Lec. 1: Lead-in to Bob Dylan’s “Ballad of a Thin Man” (1965)




As you can see in this 1968 album cover, Dylan is flanked by Bauls, a sect of musicians who play haunting one-stringed instruments known as ec-taras and who claim to be maddened by the sound of Krishna’s flute. The late anthropologist Victor Turner, who we will read later in this course and who called Dylan “a spokesman for the structurally inferior,” called the Bauls “the musical vagabonds of Bengal.” They, like St. Francis, Turner points out, were “troubadours of God.”


Some of you may know who Dylan is but let me say a few things to help us make sense of these lyrics.  In the fall of 1997, Dylan, a Jew whose real name is Robert Zimmerman, played before Pope John Paul II. Within the last few years, he has received the highest forms of national recognition from France and the United States and has been nominated for the Nobel Prize in Literature.

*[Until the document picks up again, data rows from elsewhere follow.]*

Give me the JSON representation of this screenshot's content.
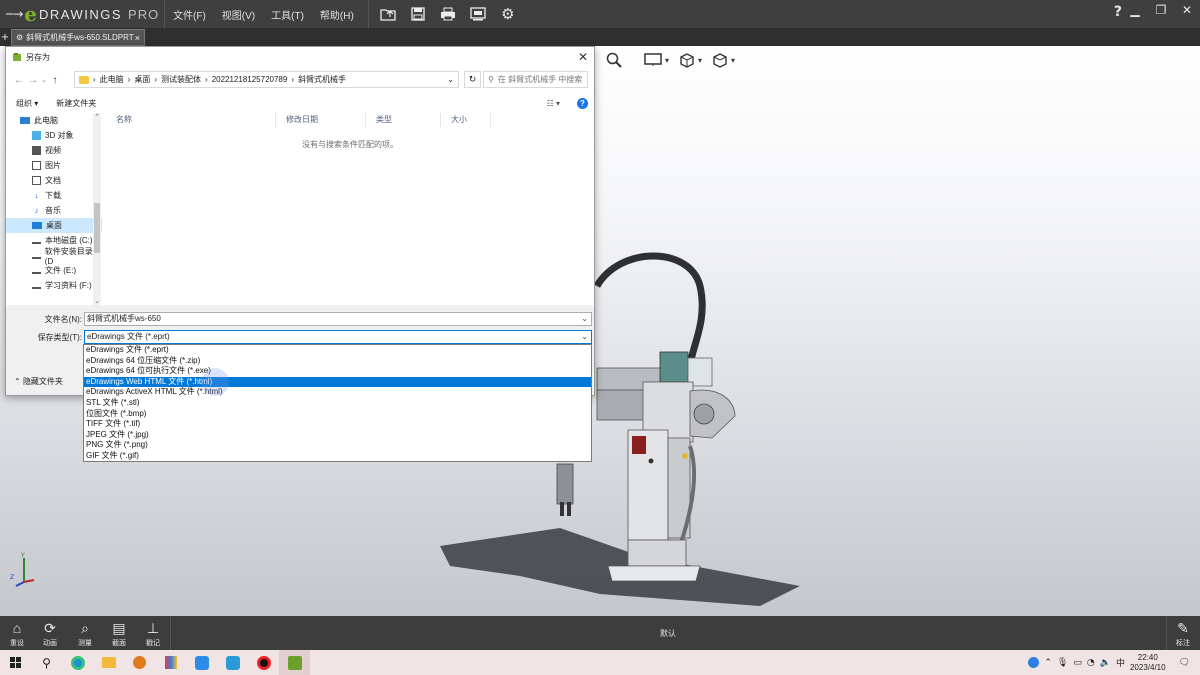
{
  "app": {
    "brand": "DRAWINGS",
    "brand_suffix": "PRO",
    "menu": [
      "文件(F)",
      "视图(V)",
      "工具(T)",
      "帮助(H)"
    ],
    "toolbar_icons": [
      "open-icon",
      "save-icon",
      "print-icon",
      "screen-icon",
      "settings-icon"
    ],
    "help": "?"
  },
  "doc_tab": {
    "label": "斜臂式机械手ws-650.SLDPRT",
    "close": "×"
  },
  "viewport_tools": [
    "zoom-icon",
    "display-icon",
    "view-orientation-icon",
    "box-icon"
  ],
  "dialog": {
    "title": "另存为",
    "breadcrumbs": [
      "此电脑",
      "桌面",
      "测试装配体",
      "20221218125720789",
      "斜臂式机械手"
    ],
    "search_placeholder": "在 斜臂式机械手 中搜索",
    "organize": "组织 ▾",
    "new_folder": "新建文件夹",
    "nav_items": [
      {
        "label": "此电脑",
        "icon": "computer-icon"
      },
      {
        "label": "3D 对象",
        "icon": "cube-icon"
      },
      {
        "label": "视频",
        "icon": "video-icon"
      },
      {
        "label": "图片",
        "icon": "picture-icon"
      },
      {
        "label": "文档",
        "icon": "document-icon"
      },
      {
        "label": "下载",
        "icon": "download-icon"
      },
      {
        "label": "音乐",
        "icon": "music-icon"
      },
      {
        "label": "桌面",
        "icon": "desktop-icon"
      },
      {
        "label": "本地磁盘 (C:)",
        "icon": "drive-icon"
      },
      {
        "label": "软件安装目录 (D",
        "icon": "drive-icon"
      },
      {
        "label": "文件 (E:)",
        "icon": "drive-icon"
      },
      {
        "label": "学习资料 (F:)",
        "icon": "drive-icon"
      }
    ],
    "columns": [
      "名称",
      "修改日期",
      "类型",
      "大小"
    ],
    "empty_message": "没有与搜索条件匹配的项。",
    "filename_label": "文件名(N):",
    "filename_value": "斜臂式机械手ws-650",
    "filetype_label": "保存类型(T):",
    "filetype_value": "eDrawings 文件 (*.eprt)",
    "hide_folders": "隐藏文件夹",
    "filetype_options": [
      "eDrawings 文件 (*.eprt)",
      "eDrawings 64 位压缩文件 (*.zip)",
      "eDrawings 64 位可执行文件 (*.exe)",
      "eDrawings Web HTML 文件 (*.html)",
      "eDrawings ActiveX HTML 文件 (*.html)",
      "STL 文件 (*.stl)",
      "位图文件 (*.bmp)",
      "TIFF 文件 (*.tif)",
      "JPEG 文件 (*.jpg)",
      "PNG 文件 (*.png)",
      "GIF 文件 (*.gif)"
    ],
    "highlighted_index": 3
  },
  "bottom_tools": [
    {
      "label": "重设",
      "icon": "home-icon"
    },
    {
      "label": "动画",
      "icon": "animate-icon"
    },
    {
      "label": "测量",
      "icon": "measure-icon"
    },
    {
      "label": "截面",
      "icon": "section-icon"
    },
    {
      "label": "戳记",
      "icon": "stamp-icon"
    }
  ],
  "bottom_center": "默认",
  "markup_tool": "标注",
  "taskbar": {
    "apps": [
      "windows-icon",
      "search-icon",
      "edge-icon",
      "explorer-icon",
      "search-app-icon",
      "app-icon",
      "app-icon-2",
      "app-icon-3",
      "record-icon",
      "edrawings-icon"
    ],
    "ime": "中",
    "time": "22:40",
    "date": "2023/4/10"
  }
}
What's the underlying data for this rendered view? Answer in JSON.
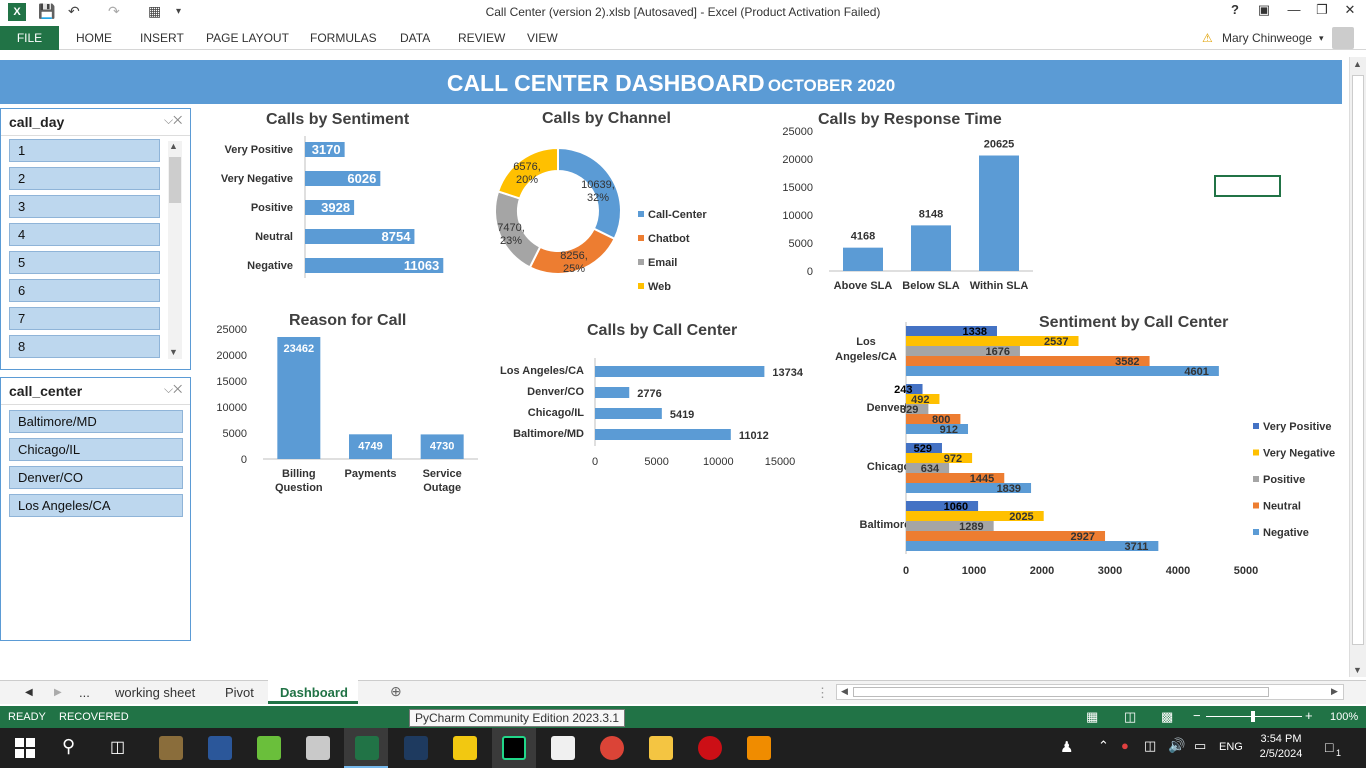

He came on the scene, however, in the early sixties, a time of post WWII economic boom for the United States and enormous idealism as reflected in the Kennedy administration. This was before the Cuban missile crisis, before Kennedy’s assassination, before Vietnam, and before the civil rights movement and the war on poverty came to a halt.   The baby boom generation was emerging as the Kennedy administration brought youth, style and culture to Washington.

In the midst of the social and cultural changes and political issues of the sixties, Dylan articulated some of the deepest contradictions of our culture. About the sixties, Dylan once commented: “It was like a flying saucer landed…. That’s what the sixties were like. Everybody heard about it, but only a few really saw it” (Miller 1987:315). Mr. Jones, apparently, is one of the many who didn’t see it.

About his ballad he said, “Mr. Jones is suddenly locked in a room … he stumbled into a room. God knows, we all do that….” (Shelton 1986:281)

My own take on “Ballad of a Thin Man” is that Dylan is pushing us to wake up and open our eyes to the cultural and moral changes—crystallized during the sixties—American society was, and still is, going through. Just exactly what he wants us to wake up to is of course subject to multiple interpretations. What Dylan wants us to wake up to may best be represented by the new ethical demands the student, civil rights, anti-war, women’s, environmental, and new religious movements that came to the fore during the sixties were making on us all in terms of how we treat one another and it might be added, in terms of what seems to be increasingly important today, the natural environment.

Miller, James S. “Democracy is in the Streets”: From Port Huron to the Siege of
 Chicago. New York: Simon and Schuster, 1987.

Robert Shelton, No Direction Home: The Life and Music of Bob Dylan. New York:
W. Morrow, 1986.